:: INSTRUCTIONS FOR THE TASK ::
The output must reproduce each line of the data word for word.

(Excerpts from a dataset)
────
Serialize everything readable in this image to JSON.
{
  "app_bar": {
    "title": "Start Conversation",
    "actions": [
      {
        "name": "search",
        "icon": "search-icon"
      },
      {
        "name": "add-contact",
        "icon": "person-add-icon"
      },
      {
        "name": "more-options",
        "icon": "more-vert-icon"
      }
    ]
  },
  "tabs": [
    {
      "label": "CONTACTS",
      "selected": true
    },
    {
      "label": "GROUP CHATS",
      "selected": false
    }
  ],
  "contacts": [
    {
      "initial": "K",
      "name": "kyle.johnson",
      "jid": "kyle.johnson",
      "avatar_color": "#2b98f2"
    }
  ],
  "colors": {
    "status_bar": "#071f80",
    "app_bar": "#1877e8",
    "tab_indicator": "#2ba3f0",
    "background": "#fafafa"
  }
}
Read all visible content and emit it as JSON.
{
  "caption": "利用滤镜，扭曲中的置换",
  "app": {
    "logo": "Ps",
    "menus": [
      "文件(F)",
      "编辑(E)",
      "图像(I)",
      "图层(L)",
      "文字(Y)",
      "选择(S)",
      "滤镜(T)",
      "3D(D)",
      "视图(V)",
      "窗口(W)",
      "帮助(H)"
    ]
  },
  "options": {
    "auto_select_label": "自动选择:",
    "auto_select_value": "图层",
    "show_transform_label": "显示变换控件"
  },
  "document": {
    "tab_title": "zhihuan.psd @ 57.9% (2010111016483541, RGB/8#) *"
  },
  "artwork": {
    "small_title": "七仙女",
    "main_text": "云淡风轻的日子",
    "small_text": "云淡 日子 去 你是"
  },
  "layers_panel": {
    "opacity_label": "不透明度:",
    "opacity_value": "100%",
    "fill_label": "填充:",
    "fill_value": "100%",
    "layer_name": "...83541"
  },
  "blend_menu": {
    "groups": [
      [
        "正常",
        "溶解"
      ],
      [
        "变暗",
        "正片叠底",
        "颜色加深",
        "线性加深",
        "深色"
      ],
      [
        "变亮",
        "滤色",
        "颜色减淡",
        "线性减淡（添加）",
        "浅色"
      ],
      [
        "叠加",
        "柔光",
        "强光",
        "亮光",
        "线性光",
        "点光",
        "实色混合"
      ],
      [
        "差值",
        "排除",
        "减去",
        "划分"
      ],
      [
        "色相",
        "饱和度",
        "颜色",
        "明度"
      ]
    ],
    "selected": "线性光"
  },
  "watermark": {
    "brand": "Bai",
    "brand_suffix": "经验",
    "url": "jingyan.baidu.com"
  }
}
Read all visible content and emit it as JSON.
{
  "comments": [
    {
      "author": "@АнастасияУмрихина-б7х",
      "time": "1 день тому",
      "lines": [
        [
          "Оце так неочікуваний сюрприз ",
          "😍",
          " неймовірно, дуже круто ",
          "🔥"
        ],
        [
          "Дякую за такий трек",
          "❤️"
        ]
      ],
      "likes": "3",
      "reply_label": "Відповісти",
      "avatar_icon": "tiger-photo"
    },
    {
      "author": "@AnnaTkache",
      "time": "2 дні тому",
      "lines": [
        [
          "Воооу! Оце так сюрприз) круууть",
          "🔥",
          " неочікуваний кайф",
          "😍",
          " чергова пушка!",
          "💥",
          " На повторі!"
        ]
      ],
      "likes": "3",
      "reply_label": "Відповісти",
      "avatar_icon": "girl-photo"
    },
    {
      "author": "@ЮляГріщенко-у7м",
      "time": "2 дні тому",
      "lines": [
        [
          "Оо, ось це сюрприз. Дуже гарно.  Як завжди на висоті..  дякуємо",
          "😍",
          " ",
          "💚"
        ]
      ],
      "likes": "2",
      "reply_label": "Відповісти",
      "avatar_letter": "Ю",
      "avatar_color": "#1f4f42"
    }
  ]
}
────
:: SOLUTION TO THIS PROBLEM ::
Serialize everything readable in this image to JSON.
{
  "app_bar": {
    "title": "Start Conversation",
    "actions": [
      {
        "name": "search",
        "icon": "search-icon"
      },
      {
        "name": "add-contact",
        "icon": "person-add-icon"
      },
      {
        "name": "more-options",
        "icon": "more-vert-icon"
      }
    ]
  },
  "tabs": [
    {
      "label": "CONTACTS",
      "selected": true
    },
    {
      "label": "GROUP CHATS",
      "selected": false
    }
  ],
  "contacts": [
    {
      "initial": "K",
      "name": "kyle.johnson",
      "jid": "kyle.johnson",
      "avatar_color": "#2b98f2"
    }
  ],
  "colors": {
    "status_bar": "#071f80",
    "app_bar": "#1877e8",
    "tab_indicator": "#2ba3f0",
    "background": "#fafafa"
  }
}
Read all visible content and emit it as JSON.
{
  "caption": "利用滤镜，扭曲中的置换",
  "app": {
    "logo": "Ps",
    "menus": [
      "文件(F)",
      "编辑(E)",
      "图像(I)",
      "图层(L)",
      "文字(Y)",
      "选择(S)",
      "滤镜(T)",
      "3D(D)",
      "视图(V)",
      "窗口(W)",
      "帮助(H)"
    ]
  },
  "options": {
    "auto_select_label": "自动选择:",
    "auto_select_value": "图层",
    "show_transform_label": "显示变换控件"
  },
  "document": {
    "tab_title": "zhihuan.psd @ 57.9% (2010111016483541, RGB/8#) *"
  },
  "artwork": {
    "small_title": "七仙女",
    "main_text": "云淡风轻的日子",
    "small_text": "云淡 日子 去 你是"
  },
  "layers_panel": {
    "opacity_label": "不透明度:",
    "opacity_value": "100%",
    "fill_label": "填充:",
    "fill_value": "100%",
    "layer_name": "...83541"
  },
  "blend_menu": {
    "groups": [
      [
        "正常",
        "溶解"
      ],
      [
        "变暗",
        "正片叠底",
        "颜色加深",
        "线性加深",
        "深色"
      ],
      [
        "变亮",
        "滤色",
        "颜色减淡",
        "线性减淡（添加）",
        "浅色"
      ],
      [
        "叠加",
        "柔光",
        "强光",
        "亮光",
        "线性光",
        "点光",
        "实色混合"
      ],
      [
        "差值",
        "排除",
        "减去",
        "划分"
      ],
      [
        "色相",
        "饱和度",
        "颜色",
        "明度"
      ]
    ],
    "selected": "线性光"
  },
  "watermark": {
    "brand": "Bai",
    "brand_suffix": "经验",
    "url": "jingyan.baidu.com"
  }
}
Read all visible content and emit it as JSON.
{
  "comments": [
    {
      "author": "@АнастасияУмрихина-б7х",
      "time": "1 день тому",
      "lines": [
        [
          "Оце так неочікуваний сюрприз ",
          "😍",
          " неймовірно, дуже круто ",
          "🔥"
        ],
        [
          "Дякую за такий трек",
          "❤️"
        ]
      ],
      "likes": "3",
      "reply_label": "Відповісти",
      "avatar_icon": "tiger-photo"
    },
    {
      "author": "@AnnaTkache",
      "time": "2 дні тому",
      "lines": [
        [
          "Воооу! Оце так сюрприз) круууть",
          "🔥",
          " неочікуваний кайф",
          "😍",
          " чергова пушка!",
          "💥",
          " На повторі!"
        ]
      ],
      "likes": "3",
      "reply_label": "Відповісти",
      "avatar_icon": "girl-photo"
    },
    {
      "author": "@ЮляГріщенко-у7м",
      "time": "2 дні тому",
      "lines": [
        [
          "Оо, ось це сюрприз. Дуже гарно.  Як завжди на висоті..  дякуємо",
          "😍",
          " ",
          "💚"
        ]
      ],
      "likes": "2",
      "reply_label": "Відповісти",
      "avatar_letter": "Ю",
      "avatar_color": "#1f4f42"
    }
  ]
}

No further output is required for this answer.